**Exercise directions**. This task calls for copying each line below that contains "JSON".

━━━ Data section

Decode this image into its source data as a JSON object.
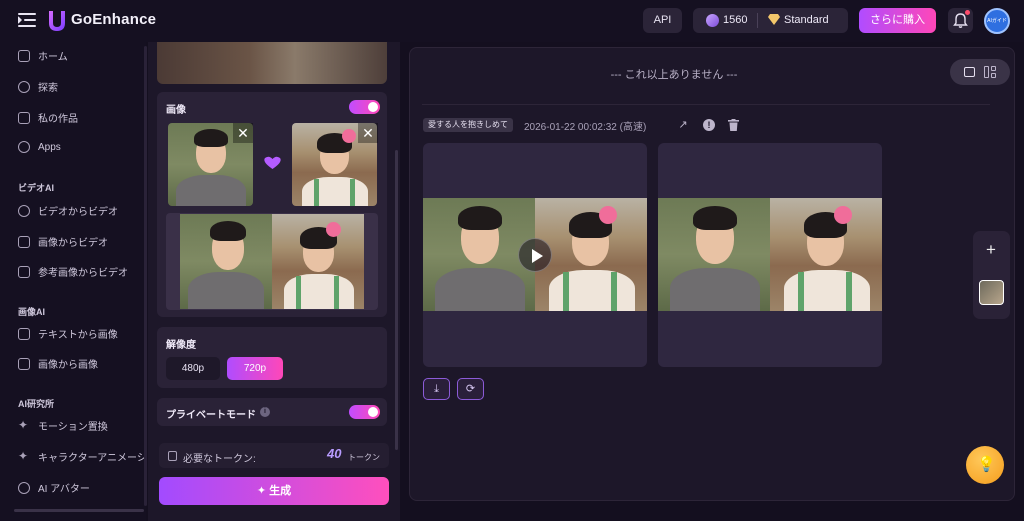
{
  "header": {
    "brand": "GoEnhance",
    "api_label": "API",
    "credits": "1560",
    "plan": "Standard",
    "buy_label": "さらに購入",
    "avatar_text": "AIガイド"
  },
  "sidebar": {
    "items_top": [
      {
        "label": "ホーム",
        "icon": "home-icon"
      },
      {
        "label": "探索",
        "icon": "compass-icon"
      },
      {
        "label": "私の作品",
        "icon": "works-icon"
      },
      {
        "label": "Apps",
        "icon": "apps-icon"
      }
    ],
    "video_section": "ビデオAI",
    "video_items": [
      {
        "label": "ビデオからビデオ",
        "icon": "video-icon"
      },
      {
        "label": "画像からビデオ",
        "icon": "image-video-icon"
      },
      {
        "label": "参考画像からビデオ",
        "icon": "reference-icon"
      }
    ],
    "image_section": "画像AI",
    "image_items": [
      {
        "label": "テキストから画像",
        "icon": "text-image-icon"
      },
      {
        "label": "画像から画像",
        "icon": "image-image-icon"
      }
    ],
    "lab_section": "AI研究所",
    "lab_items": [
      {
        "label": "モーション置換",
        "icon": "sparkle-icon"
      },
      {
        "label": "キャラクターアニメーシ",
        "icon": "sparkle-icon"
      },
      {
        "label": "AI アバター",
        "icon": "avatar-icon"
      }
    ]
  },
  "panel": {
    "image_title": "画像",
    "resolution_title": "解像度",
    "res_options": [
      "480p",
      "720p"
    ],
    "res_selected": "720p",
    "private_title": "プライベートモード",
    "token_label": "必要なトークン:",
    "token_value": "40",
    "token_unit": "トークン",
    "generate_label": "✦ 生成"
  },
  "main": {
    "end_text": "--- これ以上ありません ---",
    "prompt_tag": "愛する人を抱きしめて",
    "timestamp": "2026-01-22 00:02:32 (高速)"
  },
  "colors": {
    "accent_start": "#b04cff",
    "accent_end": "#ff47b8",
    "background": "#140f1f"
  }
}
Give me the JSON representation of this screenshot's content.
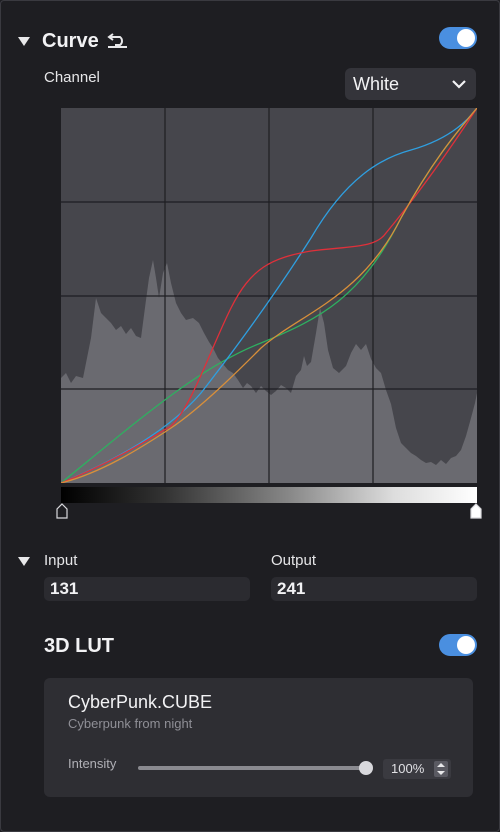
{
  "curve": {
    "title": "Curve",
    "enabled": true,
    "channel_label": "Channel",
    "channel_value": "White"
  },
  "io": {
    "input_label": "Input",
    "output_label": "Output",
    "input_value": "131",
    "output_value": "241"
  },
  "lut": {
    "title": "3D LUT",
    "enabled": true,
    "name": "CyberPunk.CUBE",
    "description": "Cyberpunk from night",
    "intensity_label": "Intensity",
    "intensity_value": "100%",
    "intensity_fraction": 1.0
  },
  "colors": {
    "accent": "#4a8fe0",
    "curve_white": "#d88f3a",
    "curve_red": "#e0303a",
    "curve_green": "#2eb060",
    "curve_blue": "#2f9fe0",
    "histogram": "#6e6e74"
  },
  "icons": {
    "collapse": "triangle-down-icon",
    "reset": "undo-icon",
    "dropdown": "chevron-down-icon"
  }
}
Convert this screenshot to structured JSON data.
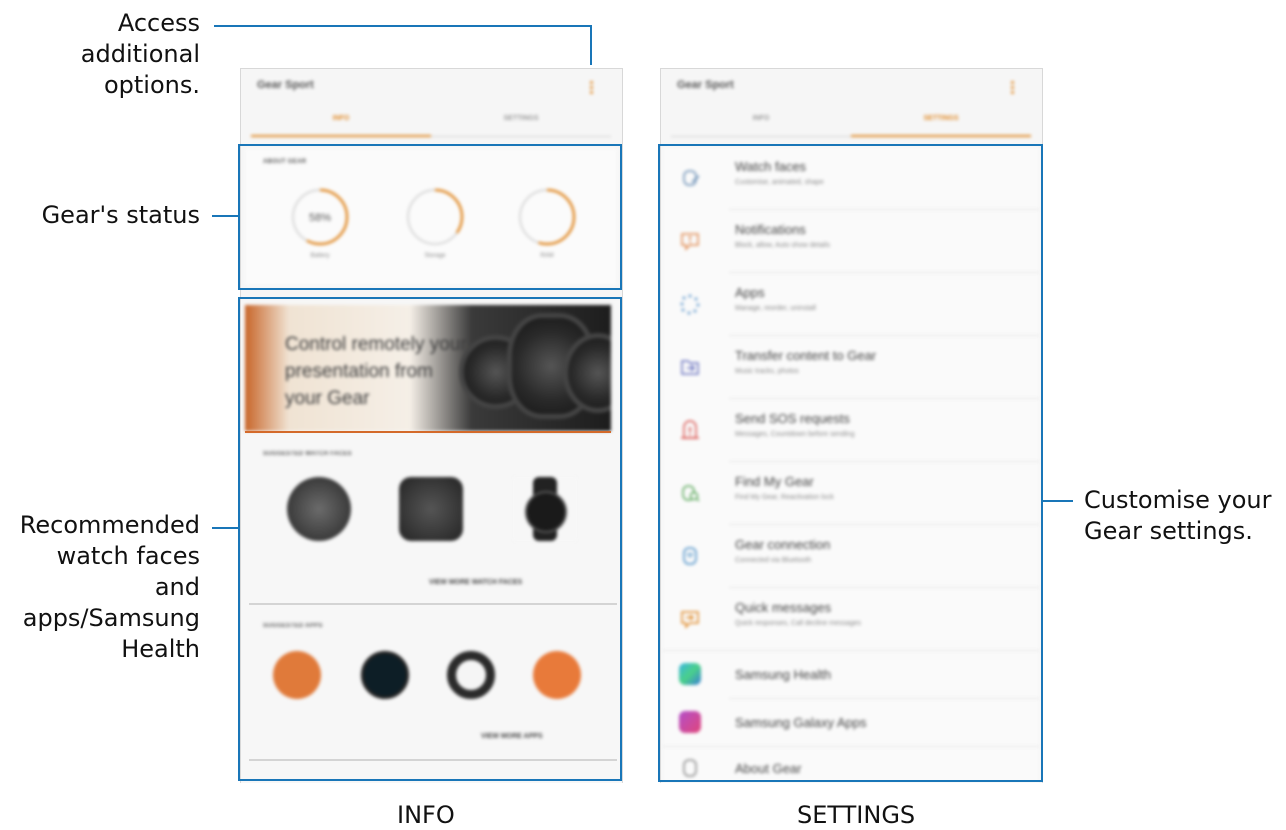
{
  "callouts": {
    "access": "Access additional options.",
    "status": "Gear's status",
    "recommended": "Recommended watch faces and apps/Samsung Health",
    "customise": "Customise your Gear settings."
  },
  "labels": {
    "info": "INFO",
    "settings": "SETTINGS"
  },
  "info_screen": {
    "app_title": "Gear Sport",
    "tabs": [
      "INFO",
      "SETTINGS"
    ],
    "active_tab": "INFO",
    "about_gear": {
      "title": "ABOUT GEAR",
      "rings": [
        {
          "value": "58%",
          "label": "Battery",
          "sub": "",
          "fraction": 0.58
        },
        {
          "value": "",
          "label": "Storage",
          "sub": "",
          "fraction": 0.35
        },
        {
          "value": "",
          "label": "RAM",
          "sub": "",
          "fraction": 0.55
        }
      ]
    },
    "banner_text": "Control remotely your presentation from your Gear",
    "watch_faces": {
      "title": "SUGGESTED WATCH FACES",
      "items": [
        "",
        "",
        ""
      ],
      "more": "VIEW MORE WATCH FACES"
    },
    "apps": {
      "title": "SUGGESTED APPS",
      "items": [
        "",
        "",
        "",
        ""
      ],
      "more": "VIEW MORE APPS"
    },
    "colors": {
      "accent": "#e08a28",
      "highlight": "#1976b8"
    }
  },
  "settings_screen": {
    "app_title": "Gear Sport",
    "tabs": [
      "INFO",
      "SETTINGS"
    ],
    "active_tab": "SETTINGS",
    "rows": [
      {
        "title": "Watch faces",
        "subtitle": "Customise, animated, shape",
        "icon": "watch-face-icon"
      },
      {
        "title": "Notifications",
        "subtitle": "Block, allow, Auto show details",
        "icon": "notifications-icon"
      },
      {
        "title": "Apps",
        "subtitle": "Manage, reorder, uninstall",
        "icon": "apps-icon"
      },
      {
        "title": "Transfer content to Gear",
        "subtitle": "Music tracks, photos",
        "icon": "transfer-icon"
      },
      {
        "title": "Send SOS requests",
        "subtitle": "Messages, Countdown before sending",
        "icon": "sos-icon"
      },
      {
        "title": "Find My Gear",
        "subtitle": "Find My Gear, Reactivation lock",
        "icon": "find-gear-icon"
      },
      {
        "title": "Gear connection",
        "subtitle": "Connected via Bluetooth",
        "icon": "connection-icon"
      },
      {
        "title": "Quick messages",
        "subtitle": "Quick responses, Call decline messages",
        "icon": "quick-messages-icon"
      },
      {
        "title": "Samsung Health",
        "subtitle": "",
        "icon": "samsung-health-icon"
      },
      {
        "title": "Samsung Galaxy Apps",
        "subtitle": "",
        "icon": "galaxy-apps-icon"
      },
      {
        "title": "About Gear",
        "subtitle": "",
        "icon": "about-gear-icon"
      }
    ]
  }
}
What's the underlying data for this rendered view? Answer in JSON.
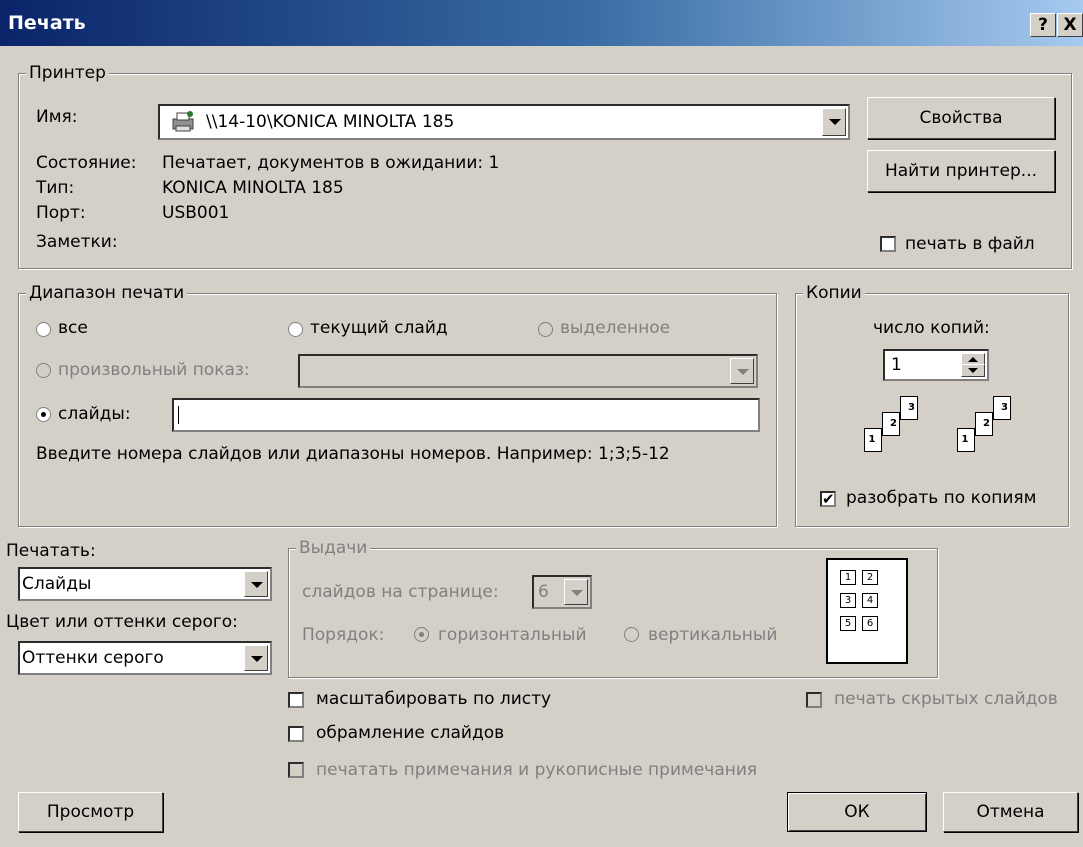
{
  "window": {
    "title": "Печать",
    "help_button": "?",
    "close_button": "X"
  },
  "printer": {
    "group_label": "Принтер",
    "name_label": "Имя:",
    "name_value": "\\\\14-10\\KONICA MINOLTA 185",
    "state_label": "Состояние:",
    "state_value": "Печатает, документов в ожидании: 1",
    "type_label": "Тип:",
    "type_value": "KONICA MINOLTA 185",
    "port_label": "Порт:",
    "port_value": "USB001",
    "notes_label": "Заметки:",
    "properties_button": "Свойства",
    "find_button": "Найти принтер...",
    "print_to_file": "печать в файл"
  },
  "range": {
    "group_label": "Диапазон печати",
    "all": "все",
    "current_slide": "текущий слайд",
    "selection": "выделенное",
    "custom_show": "произвольный показ:",
    "slides": "слайды:",
    "slides_value": "",
    "hint": "Введите номера слайдов или диапазоны номеров. Например: 1;3;5-12"
  },
  "copies": {
    "group_label": "Копии",
    "count_label": "число копий:",
    "count_value": "1",
    "collate": "разобрать по копиям",
    "page_numbers": [
      "1",
      "2",
      "3"
    ]
  },
  "print_what": {
    "label": "Печатать:",
    "value": "Слайды",
    "color_label": "Цвет или оттенки серого:",
    "color_value": "Оттенки серого"
  },
  "handouts": {
    "group_label": "Выдачи",
    "per_page_label": "слайдов на странице:",
    "per_page_value": "6",
    "order_label": "Порядок:",
    "horizontal": "горизонтальный",
    "vertical": "вертикальный",
    "preview_numbers": [
      "1",
      "2",
      "3",
      "4",
      "5",
      "6"
    ]
  },
  "options": {
    "scale": "масштабировать по листу",
    "frame": "обрамление слайдов",
    "notes": "печатать примечания и рукописные примечания",
    "hidden": "печать скрытых слайдов"
  },
  "buttons": {
    "preview": "Просмотр",
    "ok": "ОК",
    "cancel": "Отмена"
  }
}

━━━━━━

**Result for this task**.
Decode this image into its source data as a JSON object.
Give me the JSON representation of this screenshot's content.
Convert this screenshot to structured JSON data.
What's the underlying data for this rendered view? Answer in JSON.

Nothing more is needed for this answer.